<<<<

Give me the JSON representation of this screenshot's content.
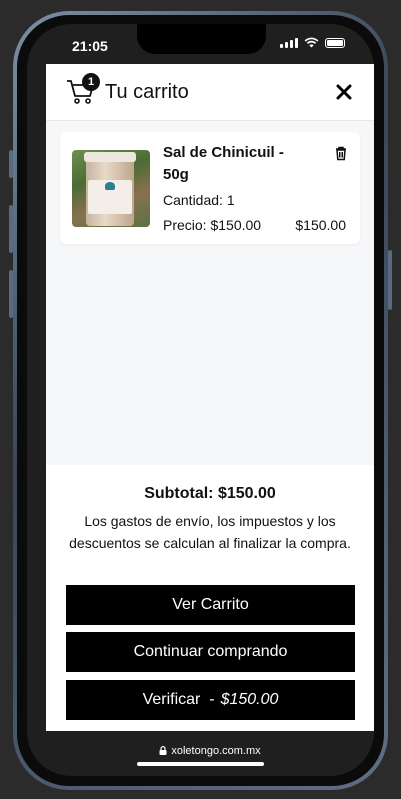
{
  "status_bar": {
    "time": "21:05"
  },
  "cart": {
    "title": "Tu carrito",
    "badge_count": "1",
    "item": {
      "name": "Sal de Chinicuil - 50g",
      "quantity": "Cantidad: 1",
      "price": "Precio: $150.00",
      "total": "$150.00"
    }
  },
  "footer": {
    "subtotal": "Subtotal: $150.00",
    "shipping_note": "Los gastos de envío, los impuestos y los descuentos se calculan al finalizar la compra.",
    "view_cart_label": "Ver Carrito",
    "continue_label": "Continuar comprando",
    "checkout_label": "Verificar  -",
    "checkout_amount": "$150.00"
  },
  "browser": {
    "url": "xoletongo.com.mx"
  },
  "icons": [
    "cart-icon",
    "close-icon",
    "trash-icon",
    "lock-icon",
    "wifi-icon",
    "battery-icon"
  ]
}
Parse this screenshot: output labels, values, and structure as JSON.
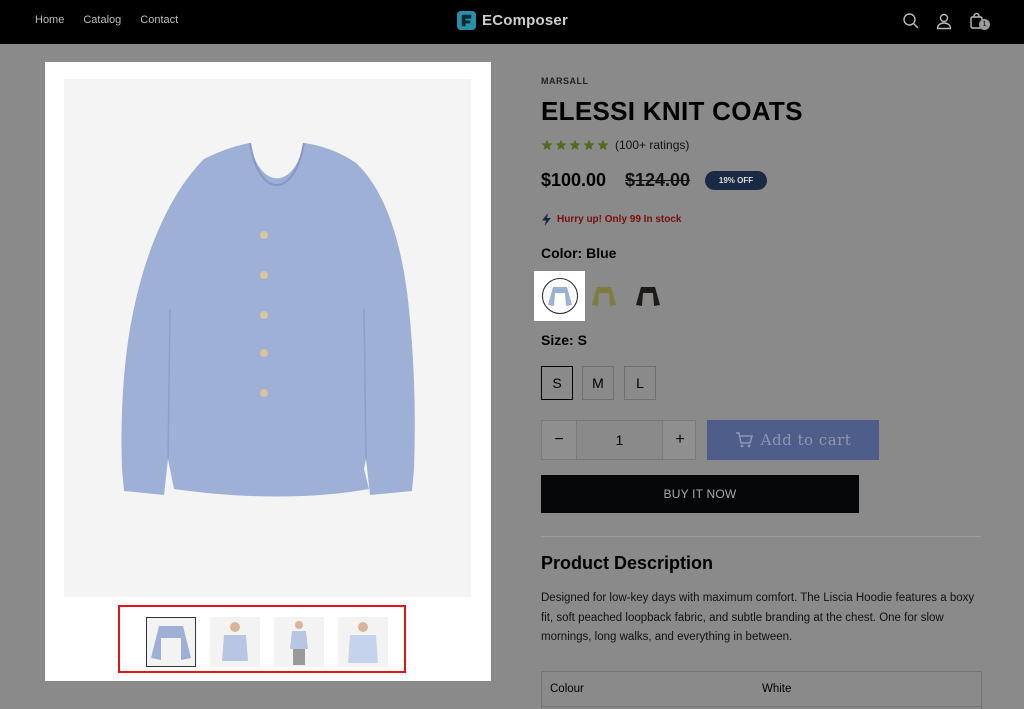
{
  "header": {
    "nav": [
      "Home",
      "Catalog",
      "Contact"
    ],
    "brand": "EComposer",
    "cart_count": "1"
  },
  "product": {
    "vendor": "MARSALL",
    "title": "ELESSI KNIT COATS",
    "rating": {
      "stars": 5,
      "text": "(100+ ratings)"
    },
    "price": "$100.00",
    "compare_price": "$124.00",
    "discount_badge": "19% OFF",
    "stock_message": "Hurry up! Only 99 In stock",
    "color_label": "Color:",
    "color_value": "Blue",
    "size_label": "Size:",
    "size_value": "S",
    "sizes": [
      "S",
      "M",
      "L"
    ],
    "quantity": "1",
    "add_to_cart": "Add to cart",
    "buy_now": "BUY IT NOW",
    "description_title": "Product Description",
    "description": "Designed for low-key days with maximum comfort. The Liscia Hoodie features a boxy fit, soft peached loopback fabric, and subtle branding at the chest. One for slow mornings, long walks, and everything in between.",
    "specs": [
      {
        "key": "Colour",
        "value": "White"
      }
    ]
  },
  "colors": {
    "swatches": [
      "blue",
      "yellow",
      "black"
    ],
    "accent": "#e0141a"
  },
  "icons": [
    "search-icon",
    "account-icon",
    "cart-icon",
    "lightning-icon",
    "star-icon",
    "shopping-cart-icon"
  ]
}
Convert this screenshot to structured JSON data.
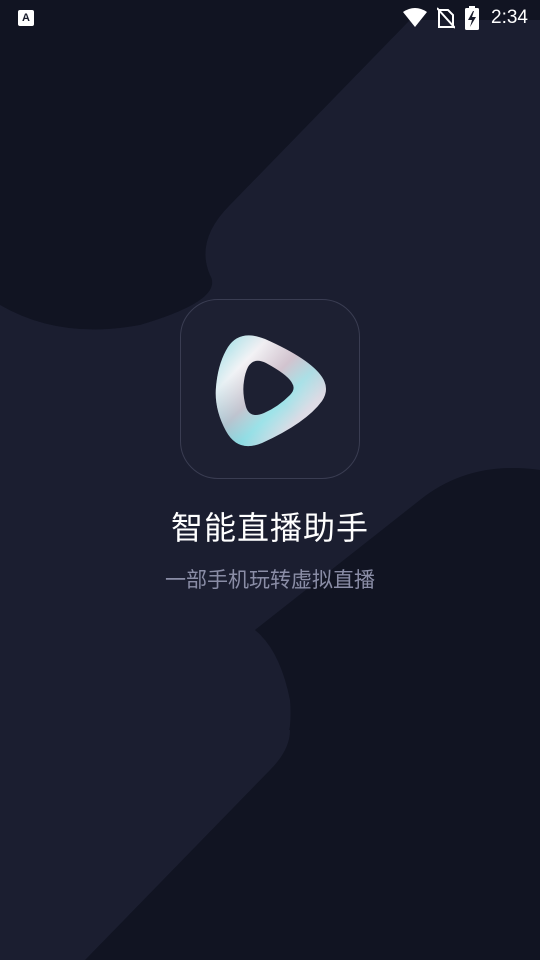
{
  "status_bar": {
    "left_icon_letter": "A",
    "left_icon": "accessibility-a-icon",
    "icons": [
      "wifi-icon",
      "no-sim-icon",
      "battery-charging-icon"
    ],
    "time": "2:34"
  },
  "splash": {
    "app_icon": "play-logo-icon",
    "title": "智能直播助手",
    "subtitle": "一部手机玩转虚拟直播"
  },
  "colors": {
    "background": "#181b2b",
    "dark_shape": "#111422",
    "light_shape": "#1d2033",
    "title": "#ffffff",
    "subtitle": "#8a8da6"
  }
}
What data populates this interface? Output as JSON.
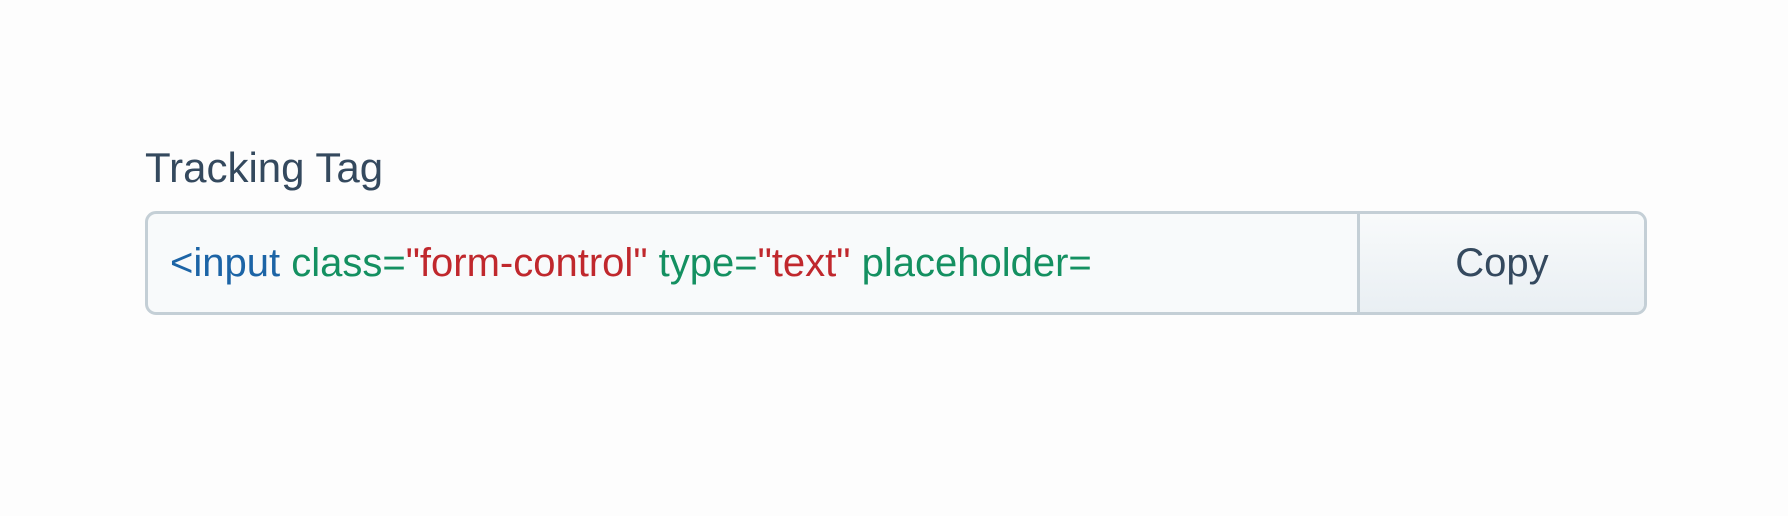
{
  "form": {
    "label": "Tracking Tag",
    "code_tokens": [
      {
        "kind": "tag",
        "text": "<input"
      },
      {
        "kind": "plain",
        "text": " "
      },
      {
        "kind": "attr",
        "text": "class="
      },
      {
        "kind": "str",
        "text": "\"form-control\""
      },
      {
        "kind": "plain",
        "text": " "
      },
      {
        "kind": "attr",
        "text": "type="
      },
      {
        "kind": "str",
        "text": "\"text\""
      },
      {
        "kind": "plain",
        "text": " "
      },
      {
        "kind": "attr",
        "text": "placeholder="
      }
    ],
    "copy_label": "Copy"
  },
  "colors": {
    "label_text": "#34495e",
    "border": "#c4cfd6",
    "field_background": "#f8fafb",
    "syntax_tag": "#1c64a6",
    "syntax_attribute": "#149061",
    "syntax_string": "#c0282d"
  }
}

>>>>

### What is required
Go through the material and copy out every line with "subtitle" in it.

### Task output
    "subtitle": "一部手机玩转虚拟直播"
    "subtitle": "#8a8da6"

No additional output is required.